The criminal appeal in this case was at the instance of Mohd. Anwar, who had challenged the February 22, 2010 judgment of the Delhi HC whereby his appeal against an April 27-29, 2004 judgment of the Addl Sessions Judge, Karkardooma, convicting and sentencing him under section 394 of the IPC and section 25 of the Arms Act was turned down.
According to the case of the prosecution, complainant-victim Tabban Khan (PW-1) was riding his motor cycle on the main road near Shahdara around 11.30 pm on May 17, 2001, when he stopped to ease himself near a fishpond. Suddenly, three boys including the appellant caught hold of him and started assaulting him. They were armed with a knife and revolver. Upon extortion the complainant handed over a bundle of five hundred –rupee notes totaling around Rs 30,000/- to those boys, who then contemplated murdering him by stabbing, so that he might not report the matter to the police.
Hearing commotion of passers-by, the 3 boys left the complainant and ran towards a warehouse. Then the complainant returned to his home and reported the matter to the jurisdictional police the following evening. This complaint was subsequently converted into FIR on May 20, 2001 at 7.45 pm. The culprits were apprehended soon after at about 8.30 pm during routine checking of buses. The Culprits confessed. They were arrested and refused to undergo Test Identication Parade (TIP).

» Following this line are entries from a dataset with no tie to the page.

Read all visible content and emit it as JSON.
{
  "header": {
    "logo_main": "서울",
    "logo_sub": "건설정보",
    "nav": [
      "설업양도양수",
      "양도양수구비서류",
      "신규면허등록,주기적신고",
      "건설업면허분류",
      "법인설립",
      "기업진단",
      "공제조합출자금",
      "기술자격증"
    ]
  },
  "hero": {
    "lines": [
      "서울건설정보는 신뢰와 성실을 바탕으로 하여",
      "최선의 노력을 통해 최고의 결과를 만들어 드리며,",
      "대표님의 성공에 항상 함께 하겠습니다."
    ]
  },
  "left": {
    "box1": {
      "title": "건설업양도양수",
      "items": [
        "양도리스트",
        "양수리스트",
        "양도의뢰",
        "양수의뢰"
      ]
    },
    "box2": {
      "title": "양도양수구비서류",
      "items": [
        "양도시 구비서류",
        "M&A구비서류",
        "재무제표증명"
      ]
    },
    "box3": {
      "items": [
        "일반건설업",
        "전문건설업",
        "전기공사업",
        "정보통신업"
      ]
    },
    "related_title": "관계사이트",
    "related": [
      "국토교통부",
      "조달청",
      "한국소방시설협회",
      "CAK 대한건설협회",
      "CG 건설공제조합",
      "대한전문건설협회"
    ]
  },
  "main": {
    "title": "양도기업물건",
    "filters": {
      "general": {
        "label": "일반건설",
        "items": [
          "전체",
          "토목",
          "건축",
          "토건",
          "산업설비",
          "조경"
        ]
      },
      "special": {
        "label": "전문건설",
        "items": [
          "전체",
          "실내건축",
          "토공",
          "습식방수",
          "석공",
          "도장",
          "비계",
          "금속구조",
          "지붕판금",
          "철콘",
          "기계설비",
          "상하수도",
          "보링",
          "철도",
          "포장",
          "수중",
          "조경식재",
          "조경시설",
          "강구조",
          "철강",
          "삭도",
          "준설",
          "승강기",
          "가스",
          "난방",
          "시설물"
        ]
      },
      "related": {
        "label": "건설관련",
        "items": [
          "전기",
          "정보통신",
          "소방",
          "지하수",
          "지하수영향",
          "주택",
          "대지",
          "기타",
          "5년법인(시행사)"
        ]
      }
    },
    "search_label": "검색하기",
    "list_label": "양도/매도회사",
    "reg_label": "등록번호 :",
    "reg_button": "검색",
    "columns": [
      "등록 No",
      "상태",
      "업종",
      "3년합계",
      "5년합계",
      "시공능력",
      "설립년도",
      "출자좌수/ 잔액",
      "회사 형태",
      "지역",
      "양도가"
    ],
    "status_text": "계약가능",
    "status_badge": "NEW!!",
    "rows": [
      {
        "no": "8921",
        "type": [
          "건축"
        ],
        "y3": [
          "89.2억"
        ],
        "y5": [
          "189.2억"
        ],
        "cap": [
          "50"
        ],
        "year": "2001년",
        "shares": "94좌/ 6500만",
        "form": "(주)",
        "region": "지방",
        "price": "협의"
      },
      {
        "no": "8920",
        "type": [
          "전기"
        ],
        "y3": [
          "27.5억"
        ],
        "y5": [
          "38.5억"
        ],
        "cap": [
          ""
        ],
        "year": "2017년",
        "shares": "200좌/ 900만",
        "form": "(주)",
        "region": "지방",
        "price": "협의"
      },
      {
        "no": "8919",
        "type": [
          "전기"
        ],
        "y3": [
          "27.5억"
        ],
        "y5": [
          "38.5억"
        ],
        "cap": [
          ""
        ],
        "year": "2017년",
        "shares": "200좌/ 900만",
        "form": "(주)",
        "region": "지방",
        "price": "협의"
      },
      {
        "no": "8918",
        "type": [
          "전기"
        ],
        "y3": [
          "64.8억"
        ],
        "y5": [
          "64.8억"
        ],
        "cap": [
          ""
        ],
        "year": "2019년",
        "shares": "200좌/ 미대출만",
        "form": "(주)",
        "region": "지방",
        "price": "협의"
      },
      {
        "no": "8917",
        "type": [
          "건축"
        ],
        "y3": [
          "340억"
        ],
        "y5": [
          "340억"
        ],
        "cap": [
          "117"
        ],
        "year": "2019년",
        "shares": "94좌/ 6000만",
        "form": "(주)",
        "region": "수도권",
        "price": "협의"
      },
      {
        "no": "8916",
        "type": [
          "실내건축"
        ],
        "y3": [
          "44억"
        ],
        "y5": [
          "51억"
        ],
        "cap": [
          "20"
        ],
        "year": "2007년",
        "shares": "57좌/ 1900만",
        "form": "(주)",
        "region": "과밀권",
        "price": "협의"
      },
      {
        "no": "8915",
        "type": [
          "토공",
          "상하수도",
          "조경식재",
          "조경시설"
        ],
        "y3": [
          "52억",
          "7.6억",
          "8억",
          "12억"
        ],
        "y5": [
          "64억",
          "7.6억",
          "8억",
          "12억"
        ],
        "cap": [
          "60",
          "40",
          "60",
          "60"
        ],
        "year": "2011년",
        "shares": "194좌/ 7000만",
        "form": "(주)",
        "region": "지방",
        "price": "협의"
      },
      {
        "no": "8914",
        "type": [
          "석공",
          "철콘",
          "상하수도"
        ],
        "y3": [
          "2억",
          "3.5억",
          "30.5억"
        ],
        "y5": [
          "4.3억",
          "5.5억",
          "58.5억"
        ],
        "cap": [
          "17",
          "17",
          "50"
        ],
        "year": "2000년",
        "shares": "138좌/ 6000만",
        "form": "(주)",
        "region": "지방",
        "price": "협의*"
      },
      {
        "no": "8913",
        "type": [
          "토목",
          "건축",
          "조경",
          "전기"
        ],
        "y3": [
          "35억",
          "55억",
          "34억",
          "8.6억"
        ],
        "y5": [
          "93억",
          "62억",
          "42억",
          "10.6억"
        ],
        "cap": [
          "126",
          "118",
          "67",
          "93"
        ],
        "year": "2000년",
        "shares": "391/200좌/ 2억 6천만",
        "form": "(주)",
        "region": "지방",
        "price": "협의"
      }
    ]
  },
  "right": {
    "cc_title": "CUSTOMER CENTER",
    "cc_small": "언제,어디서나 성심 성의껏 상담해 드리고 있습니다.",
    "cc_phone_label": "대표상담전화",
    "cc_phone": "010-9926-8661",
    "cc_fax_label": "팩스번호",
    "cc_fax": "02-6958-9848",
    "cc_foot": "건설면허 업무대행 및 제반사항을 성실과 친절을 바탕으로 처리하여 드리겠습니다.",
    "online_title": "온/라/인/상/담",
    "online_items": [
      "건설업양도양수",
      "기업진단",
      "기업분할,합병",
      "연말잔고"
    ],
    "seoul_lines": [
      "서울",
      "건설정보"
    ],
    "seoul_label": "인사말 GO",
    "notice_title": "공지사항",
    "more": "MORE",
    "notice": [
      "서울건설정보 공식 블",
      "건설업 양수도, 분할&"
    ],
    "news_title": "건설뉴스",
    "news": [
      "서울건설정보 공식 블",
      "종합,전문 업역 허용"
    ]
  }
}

Given inability of the appellant to establish juvenility or insanity, raise any doubt regarding the guilt; and considering the detailed reasons accorded by the HC, the reliable testimony of 12 witnesses as well as the leniency shown in sentencing, The SC has stated that it sees no reason to interfere with the impugned orders and dismissed the appeal and directed the respondent-State to take the appellant into custody to serve the remainder of the sentence.